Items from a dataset
_ _ _ _
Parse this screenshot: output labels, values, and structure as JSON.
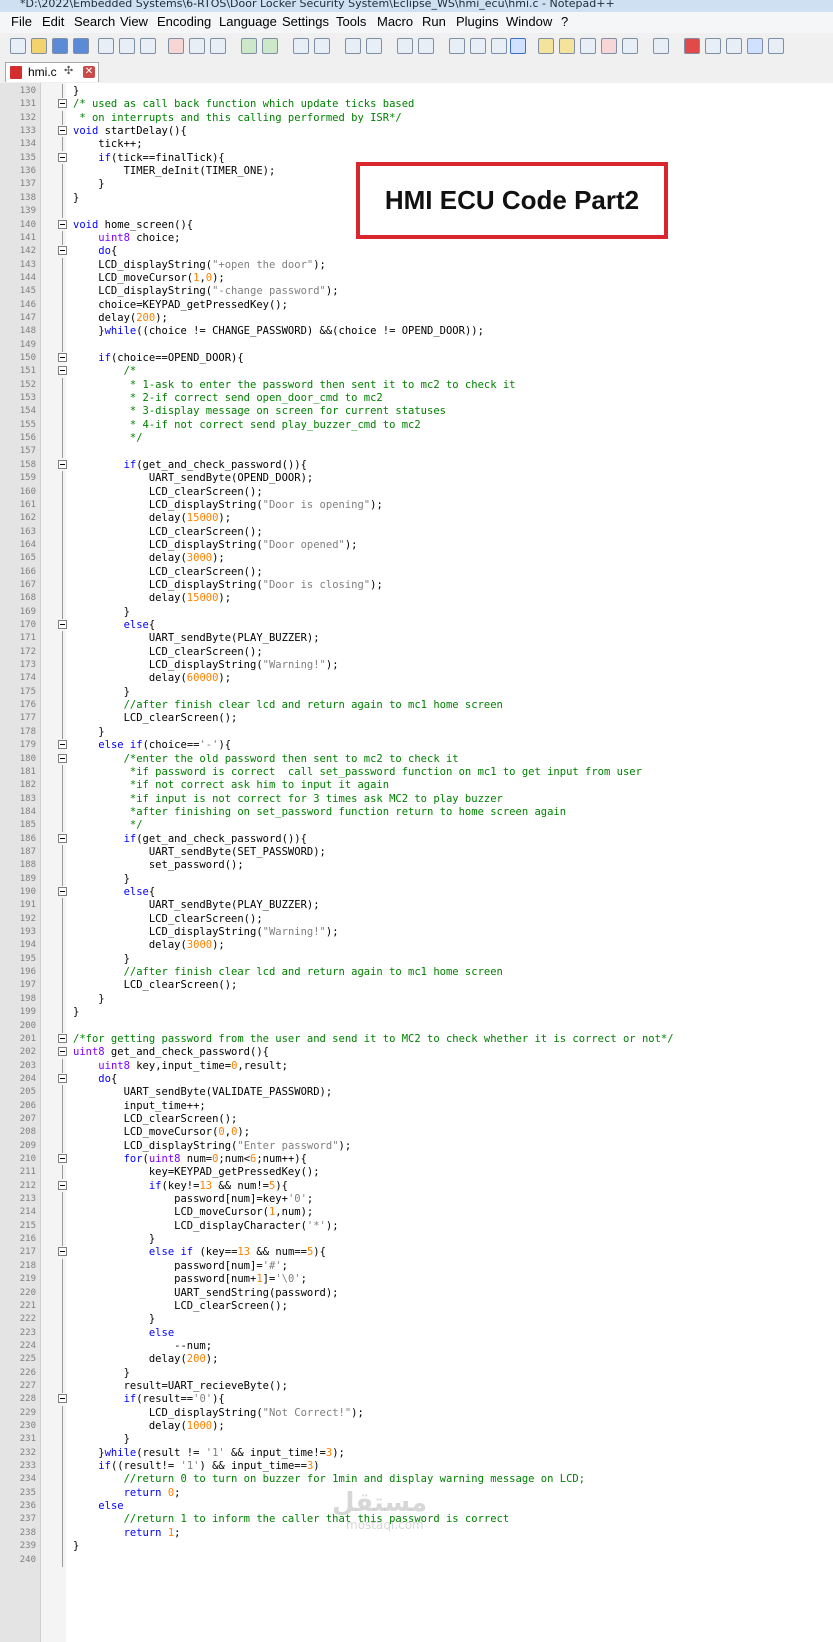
{
  "window": {
    "title": "*D:\\2022\\Embedded Systems\\6-RTOS\\Door Locker Security System\\Eclipse_WS\\hmi_ecu\\hmi.c - Notepad++"
  },
  "menu": [
    "File",
    "Edit",
    "Search",
    "View",
    "Encoding",
    "Language",
    "Settings",
    "Tools",
    "Macro",
    "Run",
    "Plugins",
    "Window",
    "?"
  ],
  "tab": {
    "filename": "hmi.c",
    "pin_icon": "pin-icon",
    "close_icon": "close-icon"
  },
  "annotation": {
    "text": "HMI ECU Code Part2"
  },
  "watermark": {
    "text": "مستقل",
    "sub": "mostaql.com"
  },
  "code": {
    "lines": [
      {
        "n": "130",
        "t": "}"
      },
      {
        "n": "131",
        "t": "/* used as call back function which update ticks based"
      },
      {
        "n": "132",
        "t": " * on interrupts and this calling performed by ISR*/"
      },
      {
        "n": "133",
        "t": "void startDelay(){"
      },
      {
        "n": "134",
        "t": "    tick++;"
      },
      {
        "n": "135",
        "t": "    if(tick==finalTick){"
      },
      {
        "n": "136",
        "t": "        TIMER_deInit(TIMER_ONE);"
      },
      {
        "n": "137",
        "t": "    }"
      },
      {
        "n": "138",
        "t": "}"
      },
      {
        "n": "139",
        "t": ""
      },
      {
        "n": "140",
        "t": "void home_screen(){"
      },
      {
        "n": "141",
        "t": "    uint8 choice;"
      },
      {
        "n": "142",
        "t": "    do{"
      },
      {
        "n": "143",
        "t": "    LCD_displayString(\"+open the door\");"
      },
      {
        "n": "144",
        "t": "    LCD_moveCursor(1,0);"
      },
      {
        "n": "145",
        "t": "    LCD_displayString(\"-change password\");"
      },
      {
        "n": "146",
        "t": "    choice=KEYPAD_getPressedKey();"
      },
      {
        "n": "147",
        "t": "    delay(200);"
      },
      {
        "n": "148",
        "t": "    }while((choice != CHANGE_PASSWORD) &&(choice != OPEND_DOOR));"
      },
      {
        "n": "149",
        "t": ""
      },
      {
        "n": "150",
        "t": "    if(choice==OPEND_DOOR){"
      },
      {
        "n": "151",
        "t": "        /*"
      },
      {
        "n": "152",
        "t": "         * 1-ask to enter the password then sent it to mc2 to check it"
      },
      {
        "n": "153",
        "t": "         * 2-if correct send open_door_cmd to mc2"
      },
      {
        "n": "154",
        "t": "         * 3-display message on screen for current statuses"
      },
      {
        "n": "155",
        "t": "         * 4-if not correct send play_buzzer_cmd to mc2"
      },
      {
        "n": "156",
        "t": "         */"
      },
      {
        "n": "157",
        "t": ""
      },
      {
        "n": "158",
        "t": "        if(get_and_check_password()){"
      },
      {
        "n": "159",
        "t": "            UART_sendByte(OPEND_DOOR);"
      },
      {
        "n": "160",
        "t": "            LCD_clearScreen();"
      },
      {
        "n": "161",
        "t": "            LCD_displayString(\"Door is opening\");"
      },
      {
        "n": "162",
        "t": "            delay(15000);"
      },
      {
        "n": "163",
        "t": "            LCD_clearScreen();"
      },
      {
        "n": "164",
        "t": "            LCD_displayString(\"Door opened\");"
      },
      {
        "n": "165",
        "t": "            delay(3000);"
      },
      {
        "n": "166",
        "t": "            LCD_clearScreen();"
      },
      {
        "n": "167",
        "t": "            LCD_displayString(\"Door is closing\");"
      },
      {
        "n": "168",
        "t": "            delay(15000);"
      },
      {
        "n": "169",
        "t": "        }"
      },
      {
        "n": "170",
        "t": "        else{"
      },
      {
        "n": "171",
        "t": "            UART_sendByte(PLAY_BUZZER);"
      },
      {
        "n": "172",
        "t": "            LCD_clearScreen();"
      },
      {
        "n": "173",
        "t": "            LCD_displayString(\"Warning!\");"
      },
      {
        "n": "174",
        "t": "            delay(60000);"
      },
      {
        "n": "175",
        "t": "        }"
      },
      {
        "n": "176",
        "t": "        //after finish clear lcd and return again to mc1 home screen"
      },
      {
        "n": "177",
        "t": "        LCD_clearScreen();"
      },
      {
        "n": "178",
        "t": "    }"
      },
      {
        "n": "179",
        "t": "    else if(choice=='-'){"
      },
      {
        "n": "180",
        "t": "        /*enter the old password then sent to mc2 to check it"
      },
      {
        "n": "181",
        "t": "         *if password is correct  call set_password function on mc1 to get input from user"
      },
      {
        "n": "182",
        "t": "         *if not correct ask him to input it again"
      },
      {
        "n": "183",
        "t": "         *if input is not correct for 3 times ask MC2 to play buzzer"
      },
      {
        "n": "184",
        "t": "         *after finishing on set_password function return to home screen again"
      },
      {
        "n": "185",
        "t": "         */"
      },
      {
        "n": "186",
        "t": "        if(get_and_check_password()){"
      },
      {
        "n": "187",
        "t": "            UART_sendByte(SET_PASSWORD);"
      },
      {
        "n": "188",
        "t": "            set_password();"
      },
      {
        "n": "189",
        "t": "        }"
      },
      {
        "n": "190",
        "t": "        else{"
      },
      {
        "n": "191",
        "t": "            UART_sendByte(PLAY_BUZZER);"
      },
      {
        "n": "192",
        "t": "            LCD_clearScreen();"
      },
      {
        "n": "193",
        "t": "            LCD_displayString(\"Warning!\");"
      },
      {
        "n": "194",
        "t": "            delay(3000);"
      },
      {
        "n": "195",
        "t": "        }"
      },
      {
        "n": "196",
        "t": "        //after finish clear lcd and return again to mc1 home screen"
      },
      {
        "n": "197",
        "t": "        LCD_clearScreen();"
      },
      {
        "n": "198",
        "t": "    }"
      },
      {
        "n": "199",
        "t": "}"
      },
      {
        "n": "200",
        "t": ""
      },
      {
        "n": "201",
        "t": "/*for getting password from the user and send it to MC2 to check whether it is correct or not*/"
      },
      {
        "n": "202",
        "t": "uint8 get_and_check_password(){"
      },
      {
        "n": "203",
        "t": "    uint8 key,input_time=0,result;"
      },
      {
        "n": "204",
        "t": "    do{"
      },
      {
        "n": "205",
        "t": "        UART_sendByte(VALIDATE_PASSWORD);"
      },
      {
        "n": "206",
        "t": "        input_time++;"
      },
      {
        "n": "207",
        "t": "        LCD_clearScreen();"
      },
      {
        "n": "208",
        "t": "        LCD_moveCursor(0,0);"
      },
      {
        "n": "209",
        "t": "        LCD_displayString(\"Enter password\");"
      },
      {
        "n": "210",
        "t": "        for(uint8 num=0;num<6;num++){"
      },
      {
        "n": "211",
        "t": "            key=KEYPAD_getPressedKey();"
      },
      {
        "n": "212",
        "t": "            if(key!=13 && num!=5){"
      },
      {
        "n": "213",
        "t": "                password[num]=key+'0';"
      },
      {
        "n": "214",
        "t": "                LCD_moveCursor(1,num);"
      },
      {
        "n": "215",
        "t": "                LCD_displayCharacter('*');"
      },
      {
        "n": "216",
        "t": "            }"
      },
      {
        "n": "217",
        "t": "            else if (key==13 && num==5){"
      },
      {
        "n": "218",
        "t": "                password[num]='#';"
      },
      {
        "n": "219",
        "t": "                password[num+1]='\\0';"
      },
      {
        "n": "220",
        "t": "                UART_sendString(password);"
      },
      {
        "n": "221",
        "t": "                LCD_clearScreen();"
      },
      {
        "n": "222",
        "t": "            }"
      },
      {
        "n": "223",
        "t": "            else"
      },
      {
        "n": "224",
        "t": "                --num;"
      },
      {
        "n": "225",
        "t": "            delay(200);"
      },
      {
        "n": "226",
        "t": "        }"
      },
      {
        "n": "227",
        "t": "        result=UART_recieveByte();"
      },
      {
        "n": "228",
        "t": "        if(result=='0'){"
      },
      {
        "n": "229",
        "t": "            LCD_displayString(\"Not Correct!\");"
      },
      {
        "n": "230",
        "t": "            delay(1000);"
      },
      {
        "n": "231",
        "t": "        }"
      },
      {
        "n": "232",
        "t": "    }while(result != '1' && input_time!=3);"
      },
      {
        "n": "233",
        "t": "    if((result!= '1') && input_time==3)"
      },
      {
        "n": "234",
        "t": "        //return 0 to turn on buzzer for 1min and display warning message on LCD;"
      },
      {
        "n": "235",
        "t": "        return 0;"
      },
      {
        "n": "236",
        "t": "    else"
      },
      {
        "n": "237",
        "t": "        //return 1 to inform the caller that this password is correct"
      },
      {
        "n": "238",
        "t": "        return 1;"
      },
      {
        "n": "239",
        "t": "}"
      },
      {
        "n": "240",
        "t": ""
      }
    ]
  },
  "colors": {
    "keyword": "#0000ff",
    "comment": "#008000",
    "string": "#808080",
    "number": "#ff8000",
    "type": "#8000ff"
  }
}
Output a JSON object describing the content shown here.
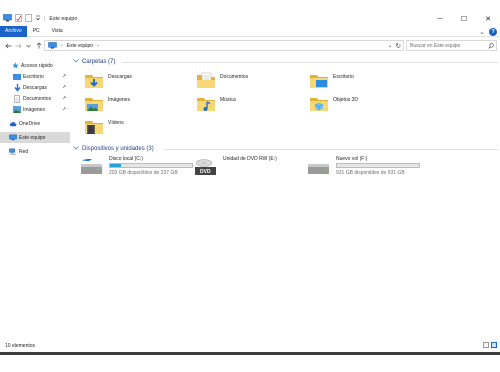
{
  "window": {
    "title": "Este equipo",
    "controls": {
      "minimize": "—",
      "maximize": "☐",
      "close": "✕"
    }
  },
  "ribbon": {
    "tabs": [
      {
        "label": "Archivo",
        "active": true
      },
      {
        "label": "PC",
        "active": false
      },
      {
        "label": "Vista",
        "active": false
      }
    ],
    "collapse_glyph": "⌄",
    "help_glyph": "?"
  },
  "nav": {
    "address_path": "Este equipo",
    "address_sep": "›",
    "address_chevron": "›",
    "dropdown_glyph": "⌄",
    "refresh_glyph": "↻",
    "search_placeholder": "Buscar en Este equipo"
  },
  "sidebar": {
    "items": [
      {
        "label": "Acceso rápido",
        "icon": "star-icon",
        "pinned": false
      },
      {
        "label": "Escritorio",
        "icon": "desktop-icon",
        "pinned": true
      },
      {
        "label": "Descargas",
        "icon": "download-icon",
        "pinned": true
      },
      {
        "label": "Documentos",
        "icon": "documents-icon",
        "pinned": true
      },
      {
        "label": "Imágenes",
        "icon": "pictures-icon",
        "pinned": true
      },
      {
        "label": "OneDrive",
        "icon": "cloud-icon",
        "pinned": false
      },
      {
        "label": "Este equipo",
        "icon": "computer-icon",
        "pinned": false,
        "selected": true
      },
      {
        "label": "Red",
        "icon": "network-icon",
        "pinned": false
      }
    ]
  },
  "folders_group": {
    "header": "Carpetas (7)",
    "items": [
      {
        "label": "Descargas",
        "icon": "downloads-folder-icon"
      },
      {
        "label": "Documentos",
        "icon": "documents-folder-icon"
      },
      {
        "label": "Escritorio",
        "icon": "desktop-folder-icon"
      },
      {
        "label": "Imágenes",
        "icon": "pictures-folder-icon"
      },
      {
        "label": "Música",
        "icon": "music-folder-icon"
      },
      {
        "label": "Objetos 3D",
        "icon": "objects-3d-folder-icon"
      },
      {
        "label": "Vídeos",
        "icon": "videos-folder-icon"
      }
    ]
  },
  "devices_group": {
    "header": "Dispositivos y unidades (3)",
    "items": [
      {
        "label": "Disco local (C:)",
        "detail": "203 GB disponibles de 237 GB",
        "used_fraction": 0.14,
        "icon": "hard-drive-icon"
      },
      {
        "label": "Unidad de DVD RW (E:)",
        "detail": "",
        "icon": "dvd-drive-icon",
        "icon_text": "DVD"
      },
      {
        "label": "Nuevo vol (F:)",
        "detail": "931 GB disponibles de 931 GB",
        "used_fraction": 0.0,
        "icon": "external-drive-icon"
      }
    ]
  },
  "status": {
    "item_count": "10 elementos"
  },
  "colors": {
    "accent": "#1a64c8",
    "folder_yellow": "#f8d775",
    "folder_dark": "#e2b33c",
    "drive_fill": "#26a0da",
    "group_header": "#1e3f8a"
  }
}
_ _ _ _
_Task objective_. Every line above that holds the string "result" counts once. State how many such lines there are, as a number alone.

_Answer area_. 5